The Workplace Relations Act 2015 (“the Act”) came into effect on 1 October 2015 and is designed to dramatically reform the employment law landscape in Ireland. The objective of the Act is to deliver a world-class workplace relations service which is simple to use, independent, impartial and cost effective.
The Act aims to simplify the complex employment dispute resolution system in Ireland. Up until 1 October 2015 an employee had to take their case to one or more of the following statutory employment bodies:
- The Labour Relations Commission,
- A Rights Commissioner,
- The Employment Appeals Tribunal (“the EAT”),
- The Equality Tribunal,
- The National Employment Rights Authority.
The former system regularly gave rise to a multiplicity of claims being pursued by an employee before a number of different bodies, a system which was frustrating, time consuming and costly for employers and employees.

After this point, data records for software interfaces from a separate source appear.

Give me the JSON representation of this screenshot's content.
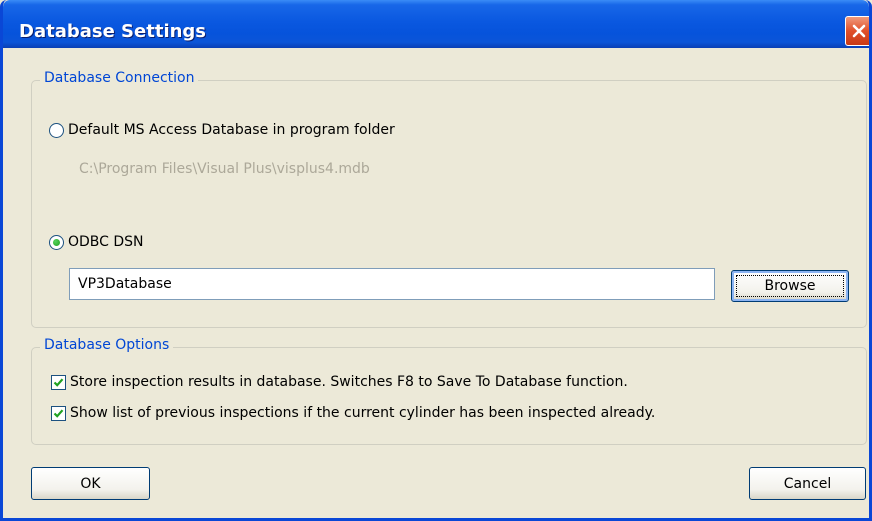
{
  "window": {
    "title": "Database Settings"
  },
  "connection": {
    "legend": "Database Connection",
    "default_option": {
      "label": "Default MS Access Database in program folder",
      "selected": false
    },
    "default_path": "C:\\Program Files\\Visual Plus\\visplus4.mdb",
    "odbc_option": {
      "label": "ODBC DSN",
      "selected": true
    },
    "dsn_value": "VP3Database",
    "browse_label": "Browse"
  },
  "options": {
    "legend": "Database Options",
    "store_results": {
      "label": "Store inspection results in database. Switches F8 to Save To Database function.",
      "checked": true
    },
    "show_previous": {
      "label": "Show list of previous inspections if the current cylinder has been inspected already.",
      "checked": true
    }
  },
  "footer": {
    "ok_label": "OK",
    "cancel_label": "Cancel"
  },
  "colors": {
    "accent": "#0046d5",
    "title_bar": "#0a58e0",
    "check_mark": "#21a121"
  }
}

With effect from 1 October all employment claims will be dealt with under this new system which creates a single forum for all employment disputes by establishing the Workplace Relations Commission (WRC). The WRC will employ mediation and adjudication officers to deal with all employment and industrial relations disputes in the first instance. There is now only one appeal body – the Labour Court.

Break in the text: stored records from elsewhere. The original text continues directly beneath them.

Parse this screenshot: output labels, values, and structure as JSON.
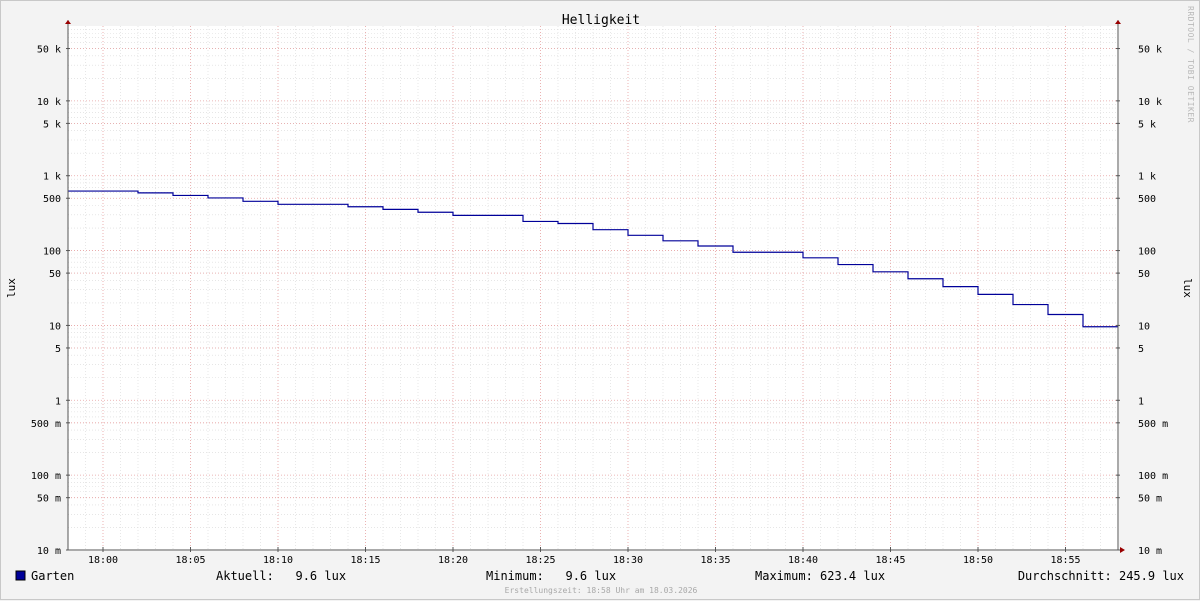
{
  "chart_data": {
    "type": "line",
    "title": "Helligkeit",
    "ylabel": "lux",
    "y_scale": "log",
    "ylim": [
      0.01,
      100000
    ],
    "y_ticks": [
      {
        "value": 0.01,
        "label": "10 m"
      },
      {
        "value": 0.05,
        "label": "50 m"
      },
      {
        "value": 0.1,
        "label": "100 m"
      },
      {
        "value": 0.5,
        "label": "500 m"
      },
      {
        "value": 1,
        "label": "1"
      },
      {
        "value": 5,
        "label": "5"
      },
      {
        "value": 10,
        "label": "10"
      },
      {
        "value": 50,
        "label": "50"
      },
      {
        "value": 100,
        "label": "100"
      },
      {
        "value": 500,
        "label": "500"
      },
      {
        "value": 1000,
        "label": "1 k"
      },
      {
        "value": 5000,
        "label": "5 k"
      },
      {
        "value": 10000,
        "label": "10 k"
      },
      {
        "value": 50000,
        "label": "50 k"
      }
    ],
    "x_ticks": [
      "18:00",
      "18:05",
      "18:10",
      "18:15",
      "18:20",
      "18:25",
      "18:30",
      "18:35",
      "18:40",
      "18:45",
      "18:50",
      "18:55"
    ],
    "xlim": [
      "17:58",
      "18:58"
    ],
    "grid": true,
    "series": [
      {
        "name": "Garten",
        "color": "#000099",
        "step": true,
        "x": [
          "17:58",
          "18:02",
          "18:04",
          "18:06",
          "18:08",
          "18:10",
          "18:14",
          "18:16",
          "18:18",
          "18:20",
          "18:24",
          "18:26",
          "18:28",
          "18:30",
          "18:32",
          "18:34",
          "18:36",
          "18:40",
          "18:42",
          "18:44",
          "18:46",
          "18:48",
          "18:50",
          "18:52",
          "18:54",
          "18:56",
          "18:58"
        ],
        "values": [
          623.4,
          590,
          545,
          505,
          455,
          415,
          385,
          355,
          325,
          295,
          245,
          230,
          190,
          160,
          135,
          115,
          95,
          80,
          65,
          52,
          42,
          33,
          26,
          19,
          14,
          9.6,
          9.6
        ]
      }
    ]
  },
  "watermark": "RRDTOOL / TOBI OETIKER",
  "legend": {
    "label": "Garten",
    "color": "#000099",
    "aktuell": "Aktuell:   9.6 lux",
    "minimum": "Minimum:   9.6 lux",
    "maximum": "Maximum: 623.4 lux",
    "durchschnitt": "Durchschnitt: 245.9 lux"
  },
  "footer": "Erstellungszeit: 18:58 Uhr am 18.03.2026"
}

The new system places greater emphasis on early and informal resolution of employment disputes. It is only where parties refuse to participate in early resolution (through the appointment of either a case resolution officer or a mediation officer), or where early resolution is deemed inappropriate or unsuccessful, that the dispute will be referred to an adjudication officer for a decision. A notable departure from the old system is that, regardless of the nature of the claim, one single adjudication officer will hear the claim in private and while the adjudication officer is empowered to subpoena witnesses to attend, evidence will not be required to be provided on oath. The Act also permits proceeding by way of written submissions in certain limited circumstances.

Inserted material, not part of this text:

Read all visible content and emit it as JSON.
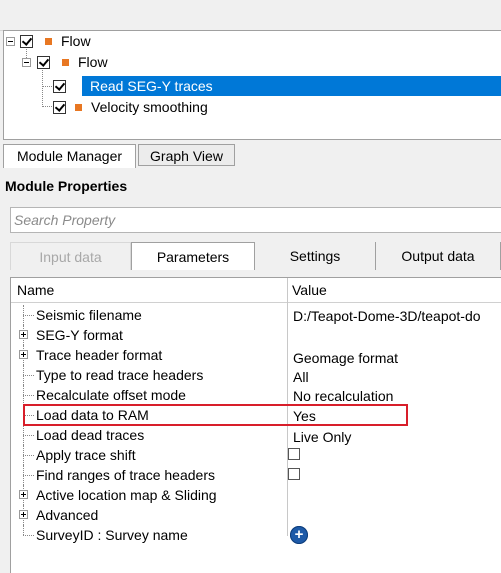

Anonymity of Decisions
The WRC may publish the decisions of the adjudication officers online but the names of the parties will remain anonymous. This is in stark contrast to the former system where unfair dismissal hearings were held in public, decisions were publicly available online and were regularly reported upon by the media.
Appeals will however continue to be held in public, unless on application by one party to the appeal, the Labour Court is satisfied that special circumstances exist requiring the matter to be heard in private.
Time Limit to bring a claim
Limitation periods to bring a claim under employment and equality legislation have been standardised to six months from the date of the alleged contravention, which can be extended up to 12 months where “reasonable cause” can be shown.
The Act also introduces simpler and more cost effective methods of enforcing awards and stricter compliance measures. Some noteworthy changes are as follows:
- Applications can be made to the District Court for an Order directing an employer to implement a decision of an adjudication officer where an employer has failed to do so within 56 days of the decision being made. In such circumstances an employer may face a fine or imprisonment.
- The appointment of inspectors who are empowered to:
- give employers “on the spot” fines of up to €2,000 with the possibility of imprisonment for breaches of certain specified offences, such as the failure to provide a payslip;
- serve compliance notices directing employers to do or refrain from doing certain things – failure to comply may result in a fine of up to €50,000 and/or imprisonment of up to 3 years for the employer. A compliance notice can be appealed to the Labour Court within 42 days of receipt.
- power to enter any place of work, by use of reasonable force if necessary, to carry out an inspection and to take copies of or remove any books, records or documents found during the course of the inspection if felt necessary to do so.
- require that employers pay the costs associated with carrying out such inspections in certain circumstances.
The Act itself does not create any new employment rights or obligations with the exception of a provision entitling Irish employees to accrued annual leave while on certified sick leave, bringing the Irish position into line with recent rulings of the European Court of Justice. The Organisation of Working Time Act 1997 is amended to reflect this provision and also provides that employees, unable to take all of their accrued annual leave due to illness in a given leave year, must take it within a carry-over period of 15 months following the end of the annual leave year.
While the Act introduces much needed and relatively radical reform to an outdated system for resolving workplace disputes in Ireland, a number of shortcomings have also been identified, not least in the adjudication/hearing process itself. It remains to be seen if this Act will achieve the much needed reform envisaged.